Or it might shine from a more expensive beeswax candle and provide a much steadier, longer-lasting light that didn’t require snuffing and smelled much more pleasant than a sheepy tallow candle.
Candles might sit in holders on a table or desk, singly or in many-branched candelabras. Or they might be in sconces attached to the wall, perhaps with a plate of polished metal or a mirror to reflect and increase the light they gave. Or they might perch in a chandelier (from the French word for candle) and give light from above…but alas, also drip on people and objects below them.
However, candles were expensive and heavily taxed—one pence a pound for tallow candles, 3 ½ pence a pound for beeswax. So for the very poorest, their light might come from rushlights—basically a rush (a marsh plant) dipped in drippings or some other greasy substance—that could be made for free, but didn’t provide much illumination.

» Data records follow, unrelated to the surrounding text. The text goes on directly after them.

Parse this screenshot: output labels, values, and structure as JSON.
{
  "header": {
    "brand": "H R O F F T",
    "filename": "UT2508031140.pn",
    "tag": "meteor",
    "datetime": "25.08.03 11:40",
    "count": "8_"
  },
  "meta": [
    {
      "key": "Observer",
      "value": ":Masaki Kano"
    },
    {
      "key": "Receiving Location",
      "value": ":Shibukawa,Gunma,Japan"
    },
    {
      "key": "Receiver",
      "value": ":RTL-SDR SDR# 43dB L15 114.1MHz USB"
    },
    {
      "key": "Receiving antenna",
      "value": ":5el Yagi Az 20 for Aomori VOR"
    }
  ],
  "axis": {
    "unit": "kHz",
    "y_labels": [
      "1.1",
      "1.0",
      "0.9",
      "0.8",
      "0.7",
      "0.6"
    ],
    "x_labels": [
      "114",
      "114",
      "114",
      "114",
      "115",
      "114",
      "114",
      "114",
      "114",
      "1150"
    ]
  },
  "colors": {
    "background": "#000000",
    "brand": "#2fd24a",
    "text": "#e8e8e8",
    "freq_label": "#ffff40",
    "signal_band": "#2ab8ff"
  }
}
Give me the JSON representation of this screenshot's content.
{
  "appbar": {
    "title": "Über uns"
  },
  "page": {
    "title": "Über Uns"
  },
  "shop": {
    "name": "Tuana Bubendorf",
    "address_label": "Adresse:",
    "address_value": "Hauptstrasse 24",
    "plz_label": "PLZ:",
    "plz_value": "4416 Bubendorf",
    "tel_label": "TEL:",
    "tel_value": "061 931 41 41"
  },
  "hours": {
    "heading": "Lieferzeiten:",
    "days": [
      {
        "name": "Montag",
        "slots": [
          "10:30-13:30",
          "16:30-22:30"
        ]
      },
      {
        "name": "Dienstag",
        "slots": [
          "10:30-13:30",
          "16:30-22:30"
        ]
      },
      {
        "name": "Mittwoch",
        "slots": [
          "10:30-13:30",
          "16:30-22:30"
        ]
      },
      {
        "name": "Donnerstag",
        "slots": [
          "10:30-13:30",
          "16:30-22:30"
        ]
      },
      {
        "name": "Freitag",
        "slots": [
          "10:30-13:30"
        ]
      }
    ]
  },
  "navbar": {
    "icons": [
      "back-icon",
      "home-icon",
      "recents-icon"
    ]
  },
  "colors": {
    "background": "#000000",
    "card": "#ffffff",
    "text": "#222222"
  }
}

Or the fire that was giving you light might come from an oil lamp, in its most basic form consisting of a chamber to hold some type of oil and a wick that served to draw up the oil and burn…but by the 19th century had grown fairly sophisticated, with special holders to lengthen and shorten the wick and so provide more or less light. Plant oils like olive oil and palm oil might be used, but whale oil was probably the most popular oil for lighting—not only in houses, but in businesses, theaters, and on the streets, where lamplighters made their rounds every evening and morning to light and then extinguish streetlamps.
But all that would change when, one day, His Royal Highness the Prince Regent got gas. I’ll tell you about that next time.